Ognjanović is open about her influences as a storyteller—“Gabriel García Márquez, the Colombian writer. He’s my number one, so I’m sure that he’s more consciously there, as an influence, than any others.” Indeed, there are hints of Márquez’s magical realist style laced throughout the film: A power outage in the village, which exacerbates many tensions and heightens already strained emotions, begins the moment the “new guy” walks into the town square.

The mountain village of Topli Do, the shooting location for Where the Road Leads, seems almost like it was devised and constructed for the film itself. The setting and its landmarks become familiar to the audience, even navigable, by the end of the film, in the same way that the set of a stage play does by the end of a performance. “It’s, I guess, a 19th-century village,” she says. “For the most part, when we got there, it was preserved and there were very few people still living there. And they were very protective of the place because there’s a river running through. A couple years back the government wanted to interrupt the river for a power plant. And the villagers fought them off!”

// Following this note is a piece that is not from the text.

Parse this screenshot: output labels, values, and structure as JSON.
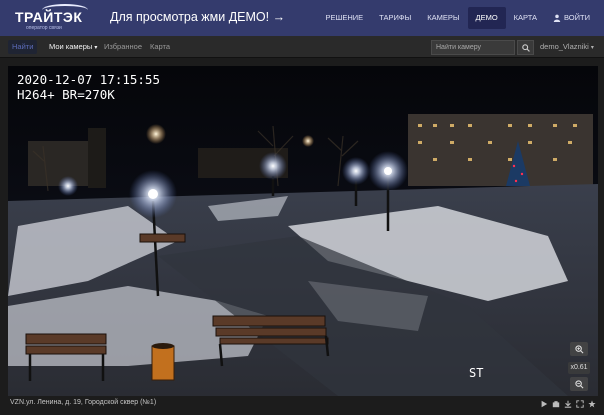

So that feeling of not being able to leave the place you’re from, that really stuck with me for a long time.”

It’s become a cliché almost beyond the point of parody to say that a film’s location is actually one of its central characters, but in a very real sense, Topli Do was a kind of co-writer for Ognjanović—so perfect a discovery was the village that Ognjanović rewrote entire scenes and subplots to better fit the location they had found. “It was the only way it could’ve worked because trying to merge something very specific with another thing that is very specific just would have conflicted. I think it turned out for the best.”

It’s this confluence of emotion, resourcefulness and true ingenuity behind the camera that makes a film like Where the Road Leads exciting. The film is at turns warm, tense and tragic. Its lineage is part John Ford and part anthropological portrait of an isolated community akin to Márquez’s One Hundred Years of Solitude. Its heart, though, is entirely that of Nina Ognjanović. Perhaps this is not where she begins, but for us, her audience, it is where we meet her.